Practice seeks to add extra basements for grade I landmark’s hotel conversion
Blair Associates has submitted new plans for the conversion of the capital’s grade I-listed Admiralty Arch building into a luxury 100-bed hotel, with a large basement ballroom and a private members club.
The practice’s scheme, for client Prime Investors Capital, follows approvals in 2013 and 2014 for proposals paving the way for the landmark building – most recently used to house Cabinet Office staff – to become a luxury hotel with a separate private members club and up to four flats.
Proposals just lodged with Westminster council seek consent for internal and external alterations, including the excavation of additional basements to the south west of Aston Webb’s building, which was completed in 1911.
Documents supporting the application said the latest application essentially covered the joining of two basements to the west of Admiralty Arch, outside of the main building’s footprint, on the St James’s Park side.
One said “unrecorded major subterranean services” had been discovered on the Trafalgar Square side of the site, restricting the already consented scheme’s basement perimeter and causing the loss of 287sq m of space.
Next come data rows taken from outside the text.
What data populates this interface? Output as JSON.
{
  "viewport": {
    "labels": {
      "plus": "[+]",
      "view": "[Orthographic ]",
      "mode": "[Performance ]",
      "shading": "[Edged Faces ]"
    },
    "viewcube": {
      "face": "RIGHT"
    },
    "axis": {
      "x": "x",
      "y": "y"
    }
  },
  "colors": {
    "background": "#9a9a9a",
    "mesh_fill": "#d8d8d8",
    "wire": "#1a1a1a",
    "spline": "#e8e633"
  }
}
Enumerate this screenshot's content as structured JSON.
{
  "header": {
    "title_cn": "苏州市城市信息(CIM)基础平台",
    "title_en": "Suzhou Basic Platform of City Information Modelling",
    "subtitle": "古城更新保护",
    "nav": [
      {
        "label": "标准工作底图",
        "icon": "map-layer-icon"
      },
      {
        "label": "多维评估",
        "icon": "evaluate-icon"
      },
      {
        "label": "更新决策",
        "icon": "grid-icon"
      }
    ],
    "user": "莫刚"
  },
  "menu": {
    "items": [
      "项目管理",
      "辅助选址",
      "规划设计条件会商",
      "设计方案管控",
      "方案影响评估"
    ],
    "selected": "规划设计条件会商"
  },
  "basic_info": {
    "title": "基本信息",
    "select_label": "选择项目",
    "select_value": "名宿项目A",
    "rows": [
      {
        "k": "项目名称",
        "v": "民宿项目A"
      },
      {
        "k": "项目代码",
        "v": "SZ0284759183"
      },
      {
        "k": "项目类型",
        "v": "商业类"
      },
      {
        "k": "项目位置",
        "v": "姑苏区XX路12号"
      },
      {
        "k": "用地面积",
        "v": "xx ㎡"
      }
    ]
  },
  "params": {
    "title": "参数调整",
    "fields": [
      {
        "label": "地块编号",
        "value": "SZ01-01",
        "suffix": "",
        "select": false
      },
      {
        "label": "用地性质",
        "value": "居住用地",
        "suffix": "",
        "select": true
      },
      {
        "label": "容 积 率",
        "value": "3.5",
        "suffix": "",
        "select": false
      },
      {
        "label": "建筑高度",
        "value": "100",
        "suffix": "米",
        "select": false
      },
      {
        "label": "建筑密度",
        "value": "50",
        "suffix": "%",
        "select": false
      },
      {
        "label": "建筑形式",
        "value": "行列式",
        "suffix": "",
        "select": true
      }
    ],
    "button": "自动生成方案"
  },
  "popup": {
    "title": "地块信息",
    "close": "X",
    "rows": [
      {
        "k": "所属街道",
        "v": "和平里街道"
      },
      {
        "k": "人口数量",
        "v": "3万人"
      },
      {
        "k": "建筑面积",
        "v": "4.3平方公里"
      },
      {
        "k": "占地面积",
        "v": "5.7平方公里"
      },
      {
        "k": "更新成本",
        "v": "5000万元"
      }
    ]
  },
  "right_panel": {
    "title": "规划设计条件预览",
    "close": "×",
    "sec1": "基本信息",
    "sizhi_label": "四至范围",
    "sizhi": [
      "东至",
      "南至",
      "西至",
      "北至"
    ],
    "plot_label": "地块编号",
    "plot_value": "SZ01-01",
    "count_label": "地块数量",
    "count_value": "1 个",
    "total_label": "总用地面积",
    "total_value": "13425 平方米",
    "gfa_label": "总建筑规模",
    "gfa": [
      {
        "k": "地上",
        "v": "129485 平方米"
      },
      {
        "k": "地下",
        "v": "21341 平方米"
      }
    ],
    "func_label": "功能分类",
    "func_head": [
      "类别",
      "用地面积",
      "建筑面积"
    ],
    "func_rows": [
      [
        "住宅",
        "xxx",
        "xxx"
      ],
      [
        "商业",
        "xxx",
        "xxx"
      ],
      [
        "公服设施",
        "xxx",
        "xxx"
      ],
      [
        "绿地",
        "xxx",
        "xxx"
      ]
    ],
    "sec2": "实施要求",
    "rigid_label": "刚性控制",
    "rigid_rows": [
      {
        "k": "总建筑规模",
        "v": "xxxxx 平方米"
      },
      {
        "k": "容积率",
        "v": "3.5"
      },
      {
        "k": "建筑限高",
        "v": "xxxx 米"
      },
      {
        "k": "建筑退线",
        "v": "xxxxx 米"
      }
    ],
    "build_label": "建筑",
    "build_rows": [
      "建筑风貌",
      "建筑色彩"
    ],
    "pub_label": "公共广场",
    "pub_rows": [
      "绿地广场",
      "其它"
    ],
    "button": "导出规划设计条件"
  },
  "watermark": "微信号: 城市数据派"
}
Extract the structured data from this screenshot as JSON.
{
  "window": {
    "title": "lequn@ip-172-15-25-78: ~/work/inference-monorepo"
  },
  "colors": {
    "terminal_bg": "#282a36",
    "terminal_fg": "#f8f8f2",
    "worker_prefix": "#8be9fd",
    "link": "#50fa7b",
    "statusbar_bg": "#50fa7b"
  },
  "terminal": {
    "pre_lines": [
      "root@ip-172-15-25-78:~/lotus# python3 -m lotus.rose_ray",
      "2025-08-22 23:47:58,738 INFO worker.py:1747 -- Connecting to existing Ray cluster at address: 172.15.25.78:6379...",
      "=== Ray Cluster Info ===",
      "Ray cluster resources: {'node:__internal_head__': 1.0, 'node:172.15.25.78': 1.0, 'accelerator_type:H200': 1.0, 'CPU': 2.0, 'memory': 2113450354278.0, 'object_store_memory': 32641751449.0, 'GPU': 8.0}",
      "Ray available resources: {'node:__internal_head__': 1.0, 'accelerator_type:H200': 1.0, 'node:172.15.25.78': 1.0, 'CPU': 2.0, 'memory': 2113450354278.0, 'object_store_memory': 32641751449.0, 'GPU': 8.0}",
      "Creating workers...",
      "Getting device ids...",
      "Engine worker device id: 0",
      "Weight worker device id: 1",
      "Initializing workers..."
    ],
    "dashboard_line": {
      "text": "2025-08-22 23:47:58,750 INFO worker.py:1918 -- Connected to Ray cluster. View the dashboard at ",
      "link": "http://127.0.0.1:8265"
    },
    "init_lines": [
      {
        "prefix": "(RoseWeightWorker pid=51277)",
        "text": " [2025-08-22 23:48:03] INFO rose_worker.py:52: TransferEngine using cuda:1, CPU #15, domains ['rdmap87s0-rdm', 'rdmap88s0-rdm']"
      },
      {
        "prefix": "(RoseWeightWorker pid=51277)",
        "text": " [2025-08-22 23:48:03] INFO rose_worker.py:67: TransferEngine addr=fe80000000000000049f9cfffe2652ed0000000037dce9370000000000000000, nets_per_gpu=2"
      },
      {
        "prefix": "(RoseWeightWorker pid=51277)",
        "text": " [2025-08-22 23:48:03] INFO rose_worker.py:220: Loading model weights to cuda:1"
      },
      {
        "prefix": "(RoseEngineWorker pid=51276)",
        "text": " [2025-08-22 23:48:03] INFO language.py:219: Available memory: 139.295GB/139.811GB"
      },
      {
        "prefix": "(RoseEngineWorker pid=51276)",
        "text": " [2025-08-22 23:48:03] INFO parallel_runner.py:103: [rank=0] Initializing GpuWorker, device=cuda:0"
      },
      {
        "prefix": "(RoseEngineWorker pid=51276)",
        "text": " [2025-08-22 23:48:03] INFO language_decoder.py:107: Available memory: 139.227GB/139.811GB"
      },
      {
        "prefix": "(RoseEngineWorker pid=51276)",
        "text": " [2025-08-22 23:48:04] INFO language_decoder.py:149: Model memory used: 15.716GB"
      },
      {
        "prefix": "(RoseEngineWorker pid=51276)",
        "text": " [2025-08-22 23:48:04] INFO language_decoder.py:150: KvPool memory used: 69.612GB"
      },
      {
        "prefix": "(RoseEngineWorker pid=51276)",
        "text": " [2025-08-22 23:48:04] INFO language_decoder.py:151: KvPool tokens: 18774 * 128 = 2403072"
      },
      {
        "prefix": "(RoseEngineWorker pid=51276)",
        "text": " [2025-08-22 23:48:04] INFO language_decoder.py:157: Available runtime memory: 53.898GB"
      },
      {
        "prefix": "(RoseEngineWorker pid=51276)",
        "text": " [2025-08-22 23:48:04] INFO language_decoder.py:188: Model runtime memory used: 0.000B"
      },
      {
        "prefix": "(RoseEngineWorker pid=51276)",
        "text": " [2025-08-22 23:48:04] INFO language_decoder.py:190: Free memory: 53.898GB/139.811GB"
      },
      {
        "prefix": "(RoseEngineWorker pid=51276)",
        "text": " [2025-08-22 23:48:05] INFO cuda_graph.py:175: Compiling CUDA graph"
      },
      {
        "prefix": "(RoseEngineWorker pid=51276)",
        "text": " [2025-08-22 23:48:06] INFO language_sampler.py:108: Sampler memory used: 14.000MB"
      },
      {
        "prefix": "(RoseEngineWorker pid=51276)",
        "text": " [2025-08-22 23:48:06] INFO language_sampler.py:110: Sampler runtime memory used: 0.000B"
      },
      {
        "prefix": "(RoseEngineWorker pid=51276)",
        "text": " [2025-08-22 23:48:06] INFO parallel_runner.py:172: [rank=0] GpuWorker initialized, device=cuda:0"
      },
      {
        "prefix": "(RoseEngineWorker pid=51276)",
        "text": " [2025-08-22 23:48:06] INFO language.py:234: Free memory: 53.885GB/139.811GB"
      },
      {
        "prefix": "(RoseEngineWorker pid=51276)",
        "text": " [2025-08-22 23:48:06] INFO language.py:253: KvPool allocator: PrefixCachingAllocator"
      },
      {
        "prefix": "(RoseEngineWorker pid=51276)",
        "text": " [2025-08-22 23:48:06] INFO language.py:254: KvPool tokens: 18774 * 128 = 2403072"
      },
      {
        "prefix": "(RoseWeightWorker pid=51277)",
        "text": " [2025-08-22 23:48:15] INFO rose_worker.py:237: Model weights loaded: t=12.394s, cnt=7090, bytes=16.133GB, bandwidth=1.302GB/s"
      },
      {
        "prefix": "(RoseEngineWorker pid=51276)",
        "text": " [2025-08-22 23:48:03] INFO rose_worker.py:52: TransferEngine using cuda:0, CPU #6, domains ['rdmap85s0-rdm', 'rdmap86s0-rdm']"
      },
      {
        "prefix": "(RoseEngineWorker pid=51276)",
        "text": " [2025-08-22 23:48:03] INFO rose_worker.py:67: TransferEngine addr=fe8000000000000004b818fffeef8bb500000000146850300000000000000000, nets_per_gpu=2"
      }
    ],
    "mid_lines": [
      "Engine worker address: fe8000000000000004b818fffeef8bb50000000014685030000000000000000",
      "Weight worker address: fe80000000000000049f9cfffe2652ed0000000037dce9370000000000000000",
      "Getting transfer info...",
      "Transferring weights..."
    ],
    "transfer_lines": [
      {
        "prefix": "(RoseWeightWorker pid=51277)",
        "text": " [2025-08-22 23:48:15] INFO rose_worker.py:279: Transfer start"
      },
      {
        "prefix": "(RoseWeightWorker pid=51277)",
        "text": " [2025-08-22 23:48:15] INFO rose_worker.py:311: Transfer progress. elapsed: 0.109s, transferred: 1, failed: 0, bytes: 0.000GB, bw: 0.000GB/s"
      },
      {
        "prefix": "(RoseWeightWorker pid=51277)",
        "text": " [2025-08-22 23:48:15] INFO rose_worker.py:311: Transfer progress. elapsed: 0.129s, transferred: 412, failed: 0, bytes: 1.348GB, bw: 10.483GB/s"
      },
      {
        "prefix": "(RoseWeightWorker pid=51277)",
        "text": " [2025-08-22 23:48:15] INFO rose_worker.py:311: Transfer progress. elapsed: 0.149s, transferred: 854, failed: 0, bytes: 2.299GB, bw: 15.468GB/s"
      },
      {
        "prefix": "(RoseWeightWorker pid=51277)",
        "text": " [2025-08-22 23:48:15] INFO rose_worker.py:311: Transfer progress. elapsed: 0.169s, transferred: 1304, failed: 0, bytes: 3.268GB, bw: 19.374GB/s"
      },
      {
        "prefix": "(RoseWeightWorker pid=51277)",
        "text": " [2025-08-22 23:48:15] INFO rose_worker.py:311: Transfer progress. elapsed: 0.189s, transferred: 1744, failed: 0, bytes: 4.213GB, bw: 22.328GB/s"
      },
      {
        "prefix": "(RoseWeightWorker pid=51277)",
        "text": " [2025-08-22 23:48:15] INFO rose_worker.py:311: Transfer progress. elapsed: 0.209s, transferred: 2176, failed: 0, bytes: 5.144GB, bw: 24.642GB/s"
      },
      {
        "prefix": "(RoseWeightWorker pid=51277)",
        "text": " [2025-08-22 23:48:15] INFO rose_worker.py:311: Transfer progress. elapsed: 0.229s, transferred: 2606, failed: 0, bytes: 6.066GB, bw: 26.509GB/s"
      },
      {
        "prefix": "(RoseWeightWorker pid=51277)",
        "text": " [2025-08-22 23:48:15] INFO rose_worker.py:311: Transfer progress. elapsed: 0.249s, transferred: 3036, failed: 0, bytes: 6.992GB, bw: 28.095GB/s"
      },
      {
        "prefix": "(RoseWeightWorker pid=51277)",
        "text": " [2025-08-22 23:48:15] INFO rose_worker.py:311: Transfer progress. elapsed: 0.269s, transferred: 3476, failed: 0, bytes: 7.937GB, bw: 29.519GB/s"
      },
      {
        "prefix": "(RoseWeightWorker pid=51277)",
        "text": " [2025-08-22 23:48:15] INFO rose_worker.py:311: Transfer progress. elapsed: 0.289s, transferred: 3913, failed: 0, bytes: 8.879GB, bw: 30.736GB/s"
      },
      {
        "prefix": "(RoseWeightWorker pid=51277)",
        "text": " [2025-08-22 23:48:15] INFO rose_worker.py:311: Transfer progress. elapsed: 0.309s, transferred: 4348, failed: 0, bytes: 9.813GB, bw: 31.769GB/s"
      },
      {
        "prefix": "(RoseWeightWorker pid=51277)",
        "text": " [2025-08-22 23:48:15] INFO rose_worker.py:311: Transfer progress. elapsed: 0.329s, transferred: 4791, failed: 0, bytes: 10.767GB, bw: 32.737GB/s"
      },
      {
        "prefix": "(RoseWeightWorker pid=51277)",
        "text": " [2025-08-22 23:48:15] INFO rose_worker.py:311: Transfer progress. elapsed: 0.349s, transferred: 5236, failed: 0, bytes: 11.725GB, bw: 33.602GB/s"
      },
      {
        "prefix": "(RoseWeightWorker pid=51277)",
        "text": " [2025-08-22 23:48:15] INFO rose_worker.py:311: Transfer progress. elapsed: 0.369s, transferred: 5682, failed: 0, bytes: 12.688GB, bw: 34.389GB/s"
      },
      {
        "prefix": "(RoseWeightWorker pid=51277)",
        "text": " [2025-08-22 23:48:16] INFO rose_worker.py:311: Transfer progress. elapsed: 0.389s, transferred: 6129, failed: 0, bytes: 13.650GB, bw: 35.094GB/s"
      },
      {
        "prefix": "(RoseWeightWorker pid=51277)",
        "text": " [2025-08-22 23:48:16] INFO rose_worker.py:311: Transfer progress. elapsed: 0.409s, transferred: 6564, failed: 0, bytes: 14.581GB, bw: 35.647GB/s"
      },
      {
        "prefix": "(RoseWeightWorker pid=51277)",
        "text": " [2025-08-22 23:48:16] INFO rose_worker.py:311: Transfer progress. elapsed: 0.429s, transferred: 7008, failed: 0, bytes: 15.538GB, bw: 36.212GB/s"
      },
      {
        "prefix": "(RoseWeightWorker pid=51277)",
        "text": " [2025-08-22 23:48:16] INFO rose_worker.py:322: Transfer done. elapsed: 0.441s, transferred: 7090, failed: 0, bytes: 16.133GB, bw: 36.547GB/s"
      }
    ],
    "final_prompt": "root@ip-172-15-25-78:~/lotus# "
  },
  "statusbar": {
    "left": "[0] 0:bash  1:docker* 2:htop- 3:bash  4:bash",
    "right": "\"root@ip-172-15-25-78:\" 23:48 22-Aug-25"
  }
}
It said the latest proposals would deliver 767sq m of new basement space – a net addition of 480sq m.
“The facilities required by the hotel – such as ballroom, swimming pool and spa – need open-plan floorplates in order to be able to function properly,” a planning statement supporting the application said.
The document, produced by property consultant Savills, said it was “not possible” to locate those facilities in the building itself.
“The necessary opening up and removal of plan form would detrimentally harm the character and special interest of the listed building,” it said.
Planning documents added that the “ethos” underpinning the internal changes proposed for Admiralty Arch was the “removal of unsympathetic and intrusive later alterations and enhancement and restoration throughout” to deliver an “exceptionally high quality” luxury hotel.
They added that a public art strategy was being devised to complete Aston Webb’s original design for relief sculptures on the building’s Trafalgar Square façade and that consideration was also being given to further ornamental railings and gates along New Road.
“The strategy for public art will enhance the building and its setting, and it is considered that detailed proposals can be provided at a later date under a condition or planning obligation,” the documents said.
Westminster council is aiming to determine the amended proposals by the end of September.